AIM OF THE TASK:
Take every line from the entries below that includes the word "subtitle" and copy it.
[DATA SHOWN Boundary: Start]
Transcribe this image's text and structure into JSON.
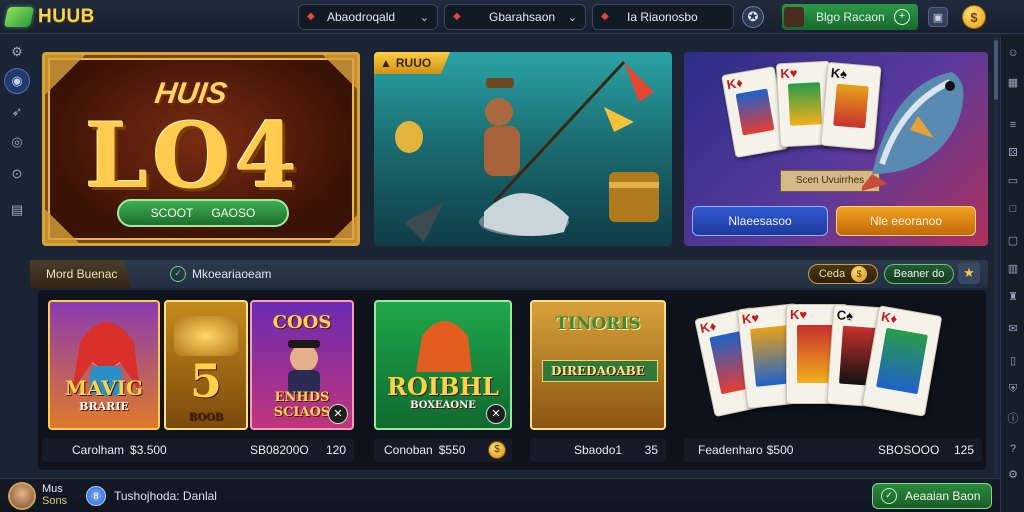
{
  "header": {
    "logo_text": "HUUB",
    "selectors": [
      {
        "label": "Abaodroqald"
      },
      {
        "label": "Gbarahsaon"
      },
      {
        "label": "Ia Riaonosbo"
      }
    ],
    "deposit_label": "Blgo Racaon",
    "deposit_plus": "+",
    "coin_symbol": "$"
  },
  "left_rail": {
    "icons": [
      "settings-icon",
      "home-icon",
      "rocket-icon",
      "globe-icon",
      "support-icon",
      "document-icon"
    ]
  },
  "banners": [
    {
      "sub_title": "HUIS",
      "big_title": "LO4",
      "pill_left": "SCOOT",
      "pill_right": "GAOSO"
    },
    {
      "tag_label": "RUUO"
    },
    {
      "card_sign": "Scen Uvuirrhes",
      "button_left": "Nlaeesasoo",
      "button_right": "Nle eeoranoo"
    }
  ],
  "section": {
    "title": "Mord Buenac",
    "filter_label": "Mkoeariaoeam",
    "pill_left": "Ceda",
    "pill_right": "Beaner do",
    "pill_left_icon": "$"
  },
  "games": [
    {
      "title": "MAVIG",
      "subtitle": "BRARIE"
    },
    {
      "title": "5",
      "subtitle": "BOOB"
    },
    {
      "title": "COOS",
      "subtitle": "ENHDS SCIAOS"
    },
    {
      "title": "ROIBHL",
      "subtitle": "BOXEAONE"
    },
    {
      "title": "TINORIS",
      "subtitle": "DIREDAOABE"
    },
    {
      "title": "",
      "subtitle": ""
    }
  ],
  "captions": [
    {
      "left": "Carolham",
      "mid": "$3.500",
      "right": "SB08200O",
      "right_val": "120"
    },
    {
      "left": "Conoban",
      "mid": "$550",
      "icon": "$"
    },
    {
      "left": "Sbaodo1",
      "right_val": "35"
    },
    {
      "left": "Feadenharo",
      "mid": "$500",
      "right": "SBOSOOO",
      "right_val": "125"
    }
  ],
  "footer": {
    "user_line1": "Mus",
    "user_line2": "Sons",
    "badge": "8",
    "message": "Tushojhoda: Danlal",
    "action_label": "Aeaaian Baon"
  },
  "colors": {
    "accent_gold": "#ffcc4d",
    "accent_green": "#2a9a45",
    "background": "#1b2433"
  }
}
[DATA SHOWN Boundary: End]
RESPONSE FOR THIS EXERCISE:
      "subtitle": "BRARIE"
      "subtitle": "BOOB"
      "subtitle": "ENHDS SCIAOS"
      "subtitle": "BOXEAONE"
      "subtitle": "DIREDAOABE"
      "subtitle": ""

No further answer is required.